## Material shown
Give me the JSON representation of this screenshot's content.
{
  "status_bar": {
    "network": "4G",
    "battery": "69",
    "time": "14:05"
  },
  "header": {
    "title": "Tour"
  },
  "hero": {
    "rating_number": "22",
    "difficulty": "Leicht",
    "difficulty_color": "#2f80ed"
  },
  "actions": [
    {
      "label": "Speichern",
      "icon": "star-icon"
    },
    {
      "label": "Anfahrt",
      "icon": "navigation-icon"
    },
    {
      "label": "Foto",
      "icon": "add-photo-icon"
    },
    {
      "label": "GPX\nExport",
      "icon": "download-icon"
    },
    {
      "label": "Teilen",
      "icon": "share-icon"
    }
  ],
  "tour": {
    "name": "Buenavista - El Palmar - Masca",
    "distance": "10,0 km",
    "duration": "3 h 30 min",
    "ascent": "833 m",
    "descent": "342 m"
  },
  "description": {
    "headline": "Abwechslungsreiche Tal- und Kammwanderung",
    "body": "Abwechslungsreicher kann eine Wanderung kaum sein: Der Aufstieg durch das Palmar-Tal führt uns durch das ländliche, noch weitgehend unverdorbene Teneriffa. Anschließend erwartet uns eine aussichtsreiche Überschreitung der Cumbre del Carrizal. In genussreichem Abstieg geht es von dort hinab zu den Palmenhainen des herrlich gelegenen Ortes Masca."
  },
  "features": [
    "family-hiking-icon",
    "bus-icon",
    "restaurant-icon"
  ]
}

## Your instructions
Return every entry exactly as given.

## Written answer
Give me the JSON representation of this screenshot's content.
{
  "status_bar": {
    "network": "4G",
    "battery": "69",
    "time": "14:05"
  },
  "header": {
    "title": "Tour"
  },
  "hero": {
    "rating_number": "22",
    "difficulty": "Leicht",
    "difficulty_color": "#2f80ed"
  },
  "actions": [
    {
      "label": "Speichern",
      "icon": "star-icon"
    },
    {
      "label": "Anfahrt",
      "icon": "navigation-icon"
    },
    {
      "label": "Foto",
      "icon": "add-photo-icon"
    },
    {
      "label": "GPX\nExport",
      "icon": "download-icon"
    },
    {
      "label": "Teilen",
      "icon": "share-icon"
    }
  ],
  "tour": {
    "name": "Buenavista - El Palmar - Masca",
    "distance": "10,0 km",
    "duration": "3 h 30 min",
    "ascent": "833 m",
    "descent": "342 m"
  },
  "description": {
    "headline": "Abwechslungsreiche Tal- und Kammwanderung",
    "body": "Abwechslungsreicher kann eine Wanderung kaum sein: Der Aufstieg durch das Palmar-Tal führt uns durch das ländliche, noch weitgehend unverdorbene Teneriffa. Anschließend erwartet uns eine aussichtsreiche Überschreitung der Cumbre del Carrizal. In genussreichem Abstieg geht es von dort hinab zu den Palmenhainen des herrlich gelegenen Ortes Masca."
  },
  "features": [
    "family-hiking-icon",
    "bus-icon",
    "restaurant-icon"
  ]
}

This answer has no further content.